━━ Supplied records ━━

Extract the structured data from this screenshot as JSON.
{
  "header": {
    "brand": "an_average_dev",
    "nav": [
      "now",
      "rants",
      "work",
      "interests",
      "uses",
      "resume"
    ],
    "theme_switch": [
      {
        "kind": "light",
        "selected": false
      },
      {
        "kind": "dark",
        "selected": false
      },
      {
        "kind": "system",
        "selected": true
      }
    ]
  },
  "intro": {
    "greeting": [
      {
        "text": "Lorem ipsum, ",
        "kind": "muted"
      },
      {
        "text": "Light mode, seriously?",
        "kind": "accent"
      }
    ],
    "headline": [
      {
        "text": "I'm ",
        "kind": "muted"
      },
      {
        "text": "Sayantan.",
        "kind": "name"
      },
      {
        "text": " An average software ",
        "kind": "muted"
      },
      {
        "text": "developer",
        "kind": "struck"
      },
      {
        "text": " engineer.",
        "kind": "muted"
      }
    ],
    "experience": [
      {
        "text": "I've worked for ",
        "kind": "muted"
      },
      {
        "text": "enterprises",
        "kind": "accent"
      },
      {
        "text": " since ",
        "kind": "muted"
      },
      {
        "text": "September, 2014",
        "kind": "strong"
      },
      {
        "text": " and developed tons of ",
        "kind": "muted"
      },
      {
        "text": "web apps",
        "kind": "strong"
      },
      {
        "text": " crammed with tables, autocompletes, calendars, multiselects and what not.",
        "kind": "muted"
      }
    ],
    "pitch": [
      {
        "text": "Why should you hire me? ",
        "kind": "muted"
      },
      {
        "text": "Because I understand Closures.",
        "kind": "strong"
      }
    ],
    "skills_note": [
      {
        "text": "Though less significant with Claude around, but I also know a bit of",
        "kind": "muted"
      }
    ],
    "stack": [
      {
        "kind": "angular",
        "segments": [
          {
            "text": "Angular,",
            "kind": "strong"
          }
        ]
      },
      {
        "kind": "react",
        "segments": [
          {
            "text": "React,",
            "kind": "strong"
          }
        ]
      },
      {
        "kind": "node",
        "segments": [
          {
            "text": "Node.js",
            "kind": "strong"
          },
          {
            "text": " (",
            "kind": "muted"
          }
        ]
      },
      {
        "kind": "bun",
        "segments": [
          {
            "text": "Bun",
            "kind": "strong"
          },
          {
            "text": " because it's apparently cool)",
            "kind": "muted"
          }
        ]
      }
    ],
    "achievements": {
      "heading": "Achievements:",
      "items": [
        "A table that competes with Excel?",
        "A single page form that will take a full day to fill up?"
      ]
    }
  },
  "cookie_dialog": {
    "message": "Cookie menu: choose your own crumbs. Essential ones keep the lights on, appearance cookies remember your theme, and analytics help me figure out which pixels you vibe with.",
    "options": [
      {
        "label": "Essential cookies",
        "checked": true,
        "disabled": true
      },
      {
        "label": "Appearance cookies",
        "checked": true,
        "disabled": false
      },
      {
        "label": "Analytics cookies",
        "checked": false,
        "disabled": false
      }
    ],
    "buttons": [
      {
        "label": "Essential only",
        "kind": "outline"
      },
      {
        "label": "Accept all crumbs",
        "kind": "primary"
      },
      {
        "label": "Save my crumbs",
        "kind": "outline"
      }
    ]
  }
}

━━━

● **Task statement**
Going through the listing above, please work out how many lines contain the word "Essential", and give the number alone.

● **Your solution**
3